“I don’t really look at what the media and what everybody is saying, but you kind of hear it,” said Michael Kemerer, who placed fourth at 157 pounds at the 2018 NCAA Championships. “It’s hard to avoid it in today’s society. So yeah, I think it’s something that we’re sick of, but at the same time, you can be sick of it, but there’s another thing to do something about it.

“So that’s what we’re focused on right now, to win that national title at the end of the year, and it’s going to take doing the right things right now this time of year and the right things we’ve been doing this whole offseason. And when the time comes and it’s time to step put on the mat, we’ll be ready.”

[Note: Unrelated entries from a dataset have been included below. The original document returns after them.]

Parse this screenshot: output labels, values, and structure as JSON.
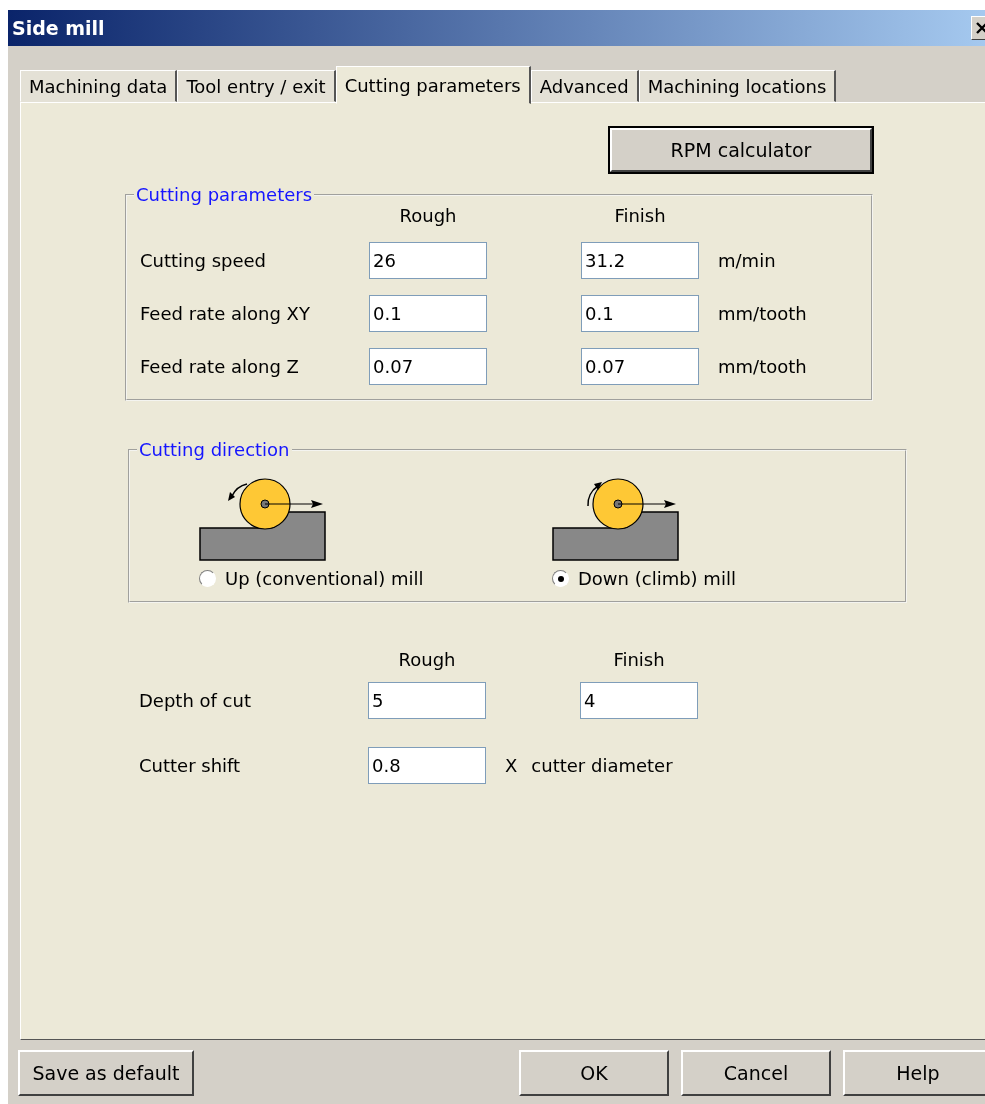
{
  "window": {
    "title": "Side mill"
  },
  "tabs": [
    {
      "label": "Machining data",
      "selected": false
    },
    {
      "label": "Tool entry / exit",
      "selected": false
    },
    {
      "label": "Cutting parameters",
      "selected": true
    },
    {
      "label": "Advanced",
      "selected": false
    },
    {
      "label": "Machining locations",
      "selected": false
    }
  ],
  "rpm_button": "RPM calculator",
  "cutting_parameters": {
    "title": "Cutting parameters",
    "columns": [
      "Rough",
      "Finish"
    ],
    "rows": [
      {
        "label": "Cutting speed",
        "rough": "26",
        "finish": "31.2",
        "unit": "m/min"
      },
      {
        "label": "Feed rate along  XY",
        "rough": "0.1",
        "finish": "0.1",
        "unit": "mm/tooth"
      },
      {
        "label": "Feed rate along  Z",
        "rough": "0.07",
        "finish": "0.07",
        "unit": "mm/tooth"
      }
    ]
  },
  "cutting_direction": {
    "title": "Cutting direction",
    "options": [
      {
        "kind": "up",
        "label": "Up (conventional) mill",
        "selected": false
      },
      {
        "kind": "down",
        "label": "Down (climb) mill",
        "selected": true
      }
    ]
  },
  "depth": {
    "columns": [
      "Rough",
      "Finish"
    ],
    "rows": [
      {
        "label": "Depth of cut",
        "rough": "5",
        "finish": "4"
      }
    ]
  },
  "cutter_shift": {
    "label": "Cutter shift",
    "value": "0.8",
    "multiplier": "X",
    "suffix": "cutter diameter"
  },
  "buttons": {
    "left": [
      "Save as default"
    ],
    "right": [
      "OK",
      "Cancel",
      "Help"
    ]
  }
}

It is especially hard for Kemerer to avoid the noise about Penn State because he grew up in Pennsylvania and knows many of the Penn State wrestlers.

Spencer Lee is also from Pennsylvania, and like Kemerer, knows many of the Penn State wrestlers personally.

Lee stopped short of saying the season would be a failure without winning a national team title, but he knows what’s at stake and what it'll take to end Penn State’s dominance.

“I’ll take all the motivation I can get,” Lee said when asked if Penn State’s dominance is motivation for him. “They’re guys that we obviously want to be beat and they’re great competitors and they’re all good dudes. I know a lot of them from Pennsylvania.

“So friends off the mat is kind of my motto and go as hard as you can on the mat.”

The thing with wrestling, unlike other team sports, is the best way to win a team title is to focus almost exclusively on yourself. Take care of your own business and the team title will take care of itself.

“Take care of your own business and go out there and put guys in the finals and win national titles,” Marinelli said. “And then we’ve got bonus points. We’ve got pinners on this team, so we can really narrow that gap.”

Marninelli has the kind of mindset and talent that Iowa needs in its quest to reclaim the wrestling throne because he refuses to lower the bar for Iowa wrestling.

And why should he?

Iowa has everything that it takes to be a wrestling power, from talent to facilities to a devoted fan base.

Penn State has all of those things, too, along with a fertile recruiting base.

It basically comes down to a former dynasty trying to topple a current one.

That’s a lot of pressure and responsibility, but you accept that as an Iowa wrestler.

What you don’t accept is finishing second to Penn State, or to any team for that matter, and you use that mindset to grind through the season.

Marinelli is tired of hearing what Iowa could be in wrestling because talk only goes so far.

It’s now time to replace words with action.